AVAILABLE DATA ->
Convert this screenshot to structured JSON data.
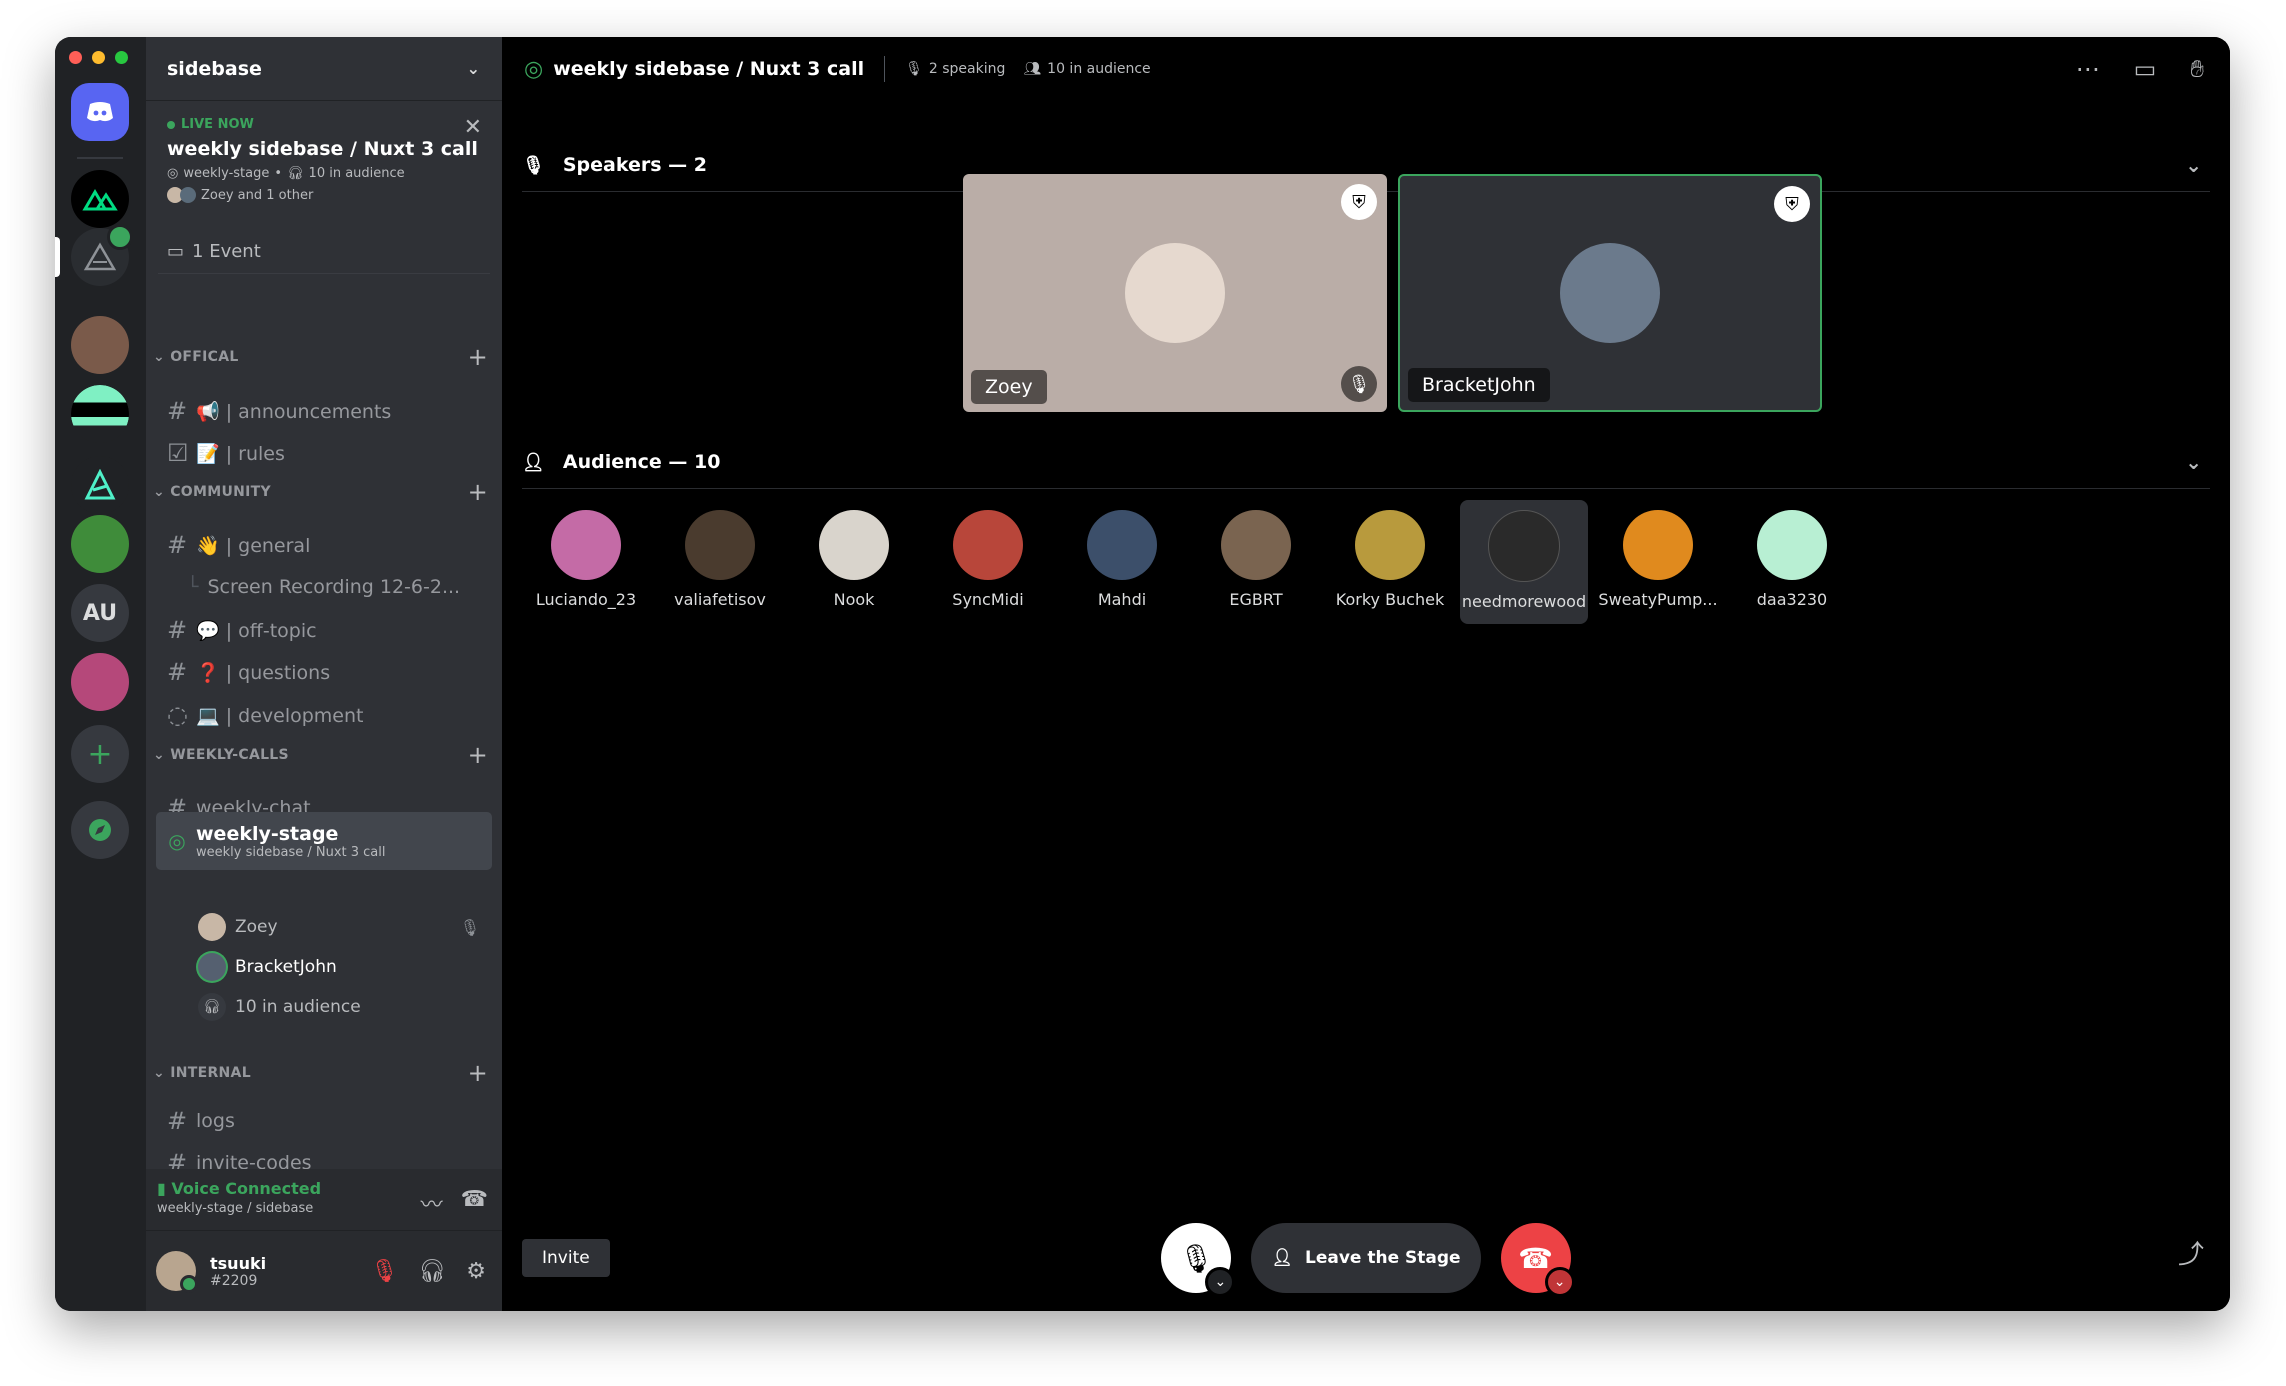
{
  "server": {
    "name": "sidebase"
  },
  "live": {
    "tag": "LIVE NOW",
    "title": "weekly sidebase / Nuxt 3 call",
    "stage": "weekly-stage",
    "audience": "10 in audience",
    "people": "Zoey and 1 other"
  },
  "event": {
    "label": "1 Event"
  },
  "categories": {
    "offical": "OFFICAL",
    "community": "COMMUNITY",
    "weekly_calls": "WEEKLY-CALLS",
    "internal": "INTERNAL"
  },
  "channels": {
    "announcements": "📢 | announcements",
    "rules": "📝 | rules",
    "general": "👋 | general",
    "thread": "Screen Recording 12-6-2...",
    "off_topic": "💬 | off-topic",
    "questions": "❓ | questions",
    "development": "💻 | development",
    "weekly_chat": "weekly-chat",
    "weekly_stage": "weekly-stage",
    "weekly_stage_sub": "weekly sidebase / Nuxt 3 call",
    "stage_user1": "Zoey",
    "stage_user2": "BracketJohn",
    "stage_audience": "10 in audience",
    "logs": "logs",
    "invite_codes": "invite-codes"
  },
  "voice": {
    "status": "Voice Connected",
    "location": "weekly-stage / sidebase"
  },
  "user": {
    "name": "tsuuki",
    "tag": "#2209"
  },
  "topbar": {
    "title": "weekly sidebase / Nuxt 3 call",
    "speaking": "2 speaking",
    "audience": "10 in audience"
  },
  "speakers": {
    "header": "Speakers — 2",
    "list": [
      {
        "name": "Zoey",
        "muted": true
      },
      {
        "name": "BracketJohn",
        "muted": false
      }
    ]
  },
  "audience": {
    "header": "Audience — 10",
    "list": [
      {
        "name": "Luciando_23",
        "color": "#c46ba6"
      },
      {
        "name": "valiafetisov",
        "color": "#4a3b2e"
      },
      {
        "name": "Nook",
        "color": "#d9d4cc"
      },
      {
        "name": "SyncMidi",
        "color": "#b8463a"
      },
      {
        "name": "Mahdi",
        "color": "#3c4f6a"
      },
      {
        "name": "EGBRT",
        "color": "#7a6450"
      },
      {
        "name": "Korky Buchek",
        "color": "#b89a3d"
      },
      {
        "name": "needmorewood",
        "color": "#2a2a2a"
      },
      {
        "name": "SweatyPump...",
        "color": "#e08a1e"
      },
      {
        "name": "daa3230",
        "color": "#b8efd3"
      }
    ]
  },
  "controls": {
    "invite": "Invite",
    "leave": "Leave the Stage"
  },
  "rail": {
    "au_label": "AU"
  },
  "colors": {
    "accent_green": "#3ba55d",
    "danger": "#ed4245",
    "bg": "#000000"
  }
}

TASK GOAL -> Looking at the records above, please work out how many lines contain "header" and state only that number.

OUTPUT FOR THIS TASK -> 2